One of the most interesting, hard, and useful activities at camp happened Sunday morning. John first discussed training intensity zones, then had us run a max heart rate interval session. The results are fascinating.
John's talk on training zones went on for almost two hours. What follows is a very short summary of some of the high points. The talk was much more detailed and evoked quite a bit of discussion. This write-up is very simplistic by comparison.
Training Levels as discussed in this camp are estimated as follows and averaged to the nearest 5 beats for ease in remembering (hey, it's not an exact science) - you'll see some real estimated from the camp later in the article.
Computing Training Zones
|Level 1||60 - 70%|
|Level 2||70 - 80%|
|Level 3||80 - 87.5%|
|Level 4||87.5 - 95%|
|Level 5||95 - 100%|
These zones are starting points and can be adjusted by feel, lactic testing, average race heart rate, aerobic capacity, etc. to fit the individual racer. (Digression: There are also many different ideas about where these starting points should be. See Different Ways to Determine Training Zones for a discussion).

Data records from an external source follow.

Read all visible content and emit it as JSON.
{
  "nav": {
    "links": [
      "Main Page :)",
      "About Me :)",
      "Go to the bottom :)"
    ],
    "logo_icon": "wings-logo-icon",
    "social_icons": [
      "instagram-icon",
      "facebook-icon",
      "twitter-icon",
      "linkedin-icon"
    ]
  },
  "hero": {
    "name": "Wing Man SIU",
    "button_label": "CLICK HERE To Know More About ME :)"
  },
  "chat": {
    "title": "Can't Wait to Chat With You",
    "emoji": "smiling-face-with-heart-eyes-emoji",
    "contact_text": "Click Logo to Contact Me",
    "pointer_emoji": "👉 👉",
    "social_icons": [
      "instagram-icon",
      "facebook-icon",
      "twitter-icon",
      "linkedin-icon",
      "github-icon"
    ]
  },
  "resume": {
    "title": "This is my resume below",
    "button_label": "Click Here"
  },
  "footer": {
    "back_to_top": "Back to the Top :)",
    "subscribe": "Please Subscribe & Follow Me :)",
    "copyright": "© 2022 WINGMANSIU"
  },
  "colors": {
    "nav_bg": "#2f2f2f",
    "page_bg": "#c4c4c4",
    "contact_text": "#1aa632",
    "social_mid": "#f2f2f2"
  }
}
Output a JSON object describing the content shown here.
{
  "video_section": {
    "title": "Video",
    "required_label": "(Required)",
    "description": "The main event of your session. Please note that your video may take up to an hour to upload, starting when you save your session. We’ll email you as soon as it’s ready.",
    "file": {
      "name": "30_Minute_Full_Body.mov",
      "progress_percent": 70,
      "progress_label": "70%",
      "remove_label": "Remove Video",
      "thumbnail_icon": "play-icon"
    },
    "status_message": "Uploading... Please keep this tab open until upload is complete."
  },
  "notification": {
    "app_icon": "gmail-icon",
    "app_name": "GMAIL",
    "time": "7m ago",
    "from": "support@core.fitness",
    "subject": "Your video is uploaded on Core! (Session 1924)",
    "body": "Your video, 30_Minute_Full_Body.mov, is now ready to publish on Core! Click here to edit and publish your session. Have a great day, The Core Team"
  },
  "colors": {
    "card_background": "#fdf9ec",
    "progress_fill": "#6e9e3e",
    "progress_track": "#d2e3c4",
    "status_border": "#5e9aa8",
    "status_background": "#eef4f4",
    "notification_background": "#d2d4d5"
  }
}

At 60% of max heart rate, the heart fills up with blood during each stroke. The training effect begins here. At low intensity training (60-70% or max heart rate), the body builds capillaries which help supply blood to the muscles. At higher intensities, you work the heart muscle more.
One of the ancient rules of thumb is that you want to do quality training (intervals, pace sessions) around your Anaerobic Threshold (AT), and your AT is roughly your average race heart rate. But your average race heart rates depends on the length of your race: You can race much harder (i.e. at at higher average heart rate) during a short sprint than during a 50 km marathon. If you only do 50km marathons, there's not that much benefit of doing Level 5 training - you generally race at a lower heart rate. If you only do sprint races, more training needs to be done in Level 5 because much of the race may be a Level 5. For those of us who race a variety of races, we need to train at each level..
According to John, the typical AT for someone doing a 15 to 20 km race is in low to middle range of intensity 4. The longer the race, the lower the average heart race - maybe into Level 3. The shorter the race, the higher the average - maybe into Level 5.
What's My Zones?
If you want to train in the different zones, you need to know what they are. To determine your zones, you need to know your max heart rate. The old "Subtract your age from 220" maybe gives you a ballpark figure, doing a ski walking session on a treadmill gives you a much better estimate (if you have the time, money, and one is available), but the most practical way is to run a max heart rate test.
This works easiest if you have a heart rate monitor, although some people did do it without one. I think they tended to go too fast during the initial intervals. To run this, you need to have an estimate of your max heart rate. Use the "Subtract your age from 220" if necessary - the end result of this test is to figure outyour real max heart rate.
You'll also want a sheet of paper and a pencil, unless your heart monitor stores interval-level information in memory that you can retrieve later.
We all warmed up by running a relatively flat loop with a couple gentle rises, ending on an uphill. At an easy pace, the loop took about 5 minutes. Nothing fancy about this loop - we created it during our warm-up run. We ran the loop a couple of times, did some stretching, did a couple 10 second sprints, caught our breath. Then the intervals started:
There was full recover between intervals - rests were roughly equal to the length of the previous interval.
Of the 14 racers who ran the interval session, half had to reset their max heart rate either up or down (mostly up). One racer found out his max heart rate was actually 10 beats higher than he'd ever observed in a race. Here's the results of seven racers (I took a subset for space reasons). The "Interval 5" heart rates are averages for the interval, not max:
|Racer 1||Racer 2||Racer 3||Racer 4||Racer 5||Racer 6||Racer 7|
New Observed Max HR
|Calculated training zones based on max HR|
It appears several racers took off at too high a rate in the early intervals - they must have suffered on that last interval!
Because everyone has a different max heart rate, it becomes pretty irrelevant to compare heart rates with your buddy during a training session. Better to compare your percentage from max to see if your efforts are about the same.
These estimates of the training zones are just that - estimates. They may need to be adjusted based on how fit you are. For example, the fitter you are, the higher your AT zones will probably be. In sports you don't do very often, the heart rates for each zone may be lower because your not as efficient. They might be different for doublepoling (where you use only your upper body) compared to techniques that stress the whole body. Use perceived effort or other indicators to adjust the zones as necessary.
This is a great interval session for use the rest of the year because it stresses your heart at each of the different zones you may use in different length races. Remember that you don't need to instantly accelerate to the target zone, and you don't need to try to reach your max on the last interval.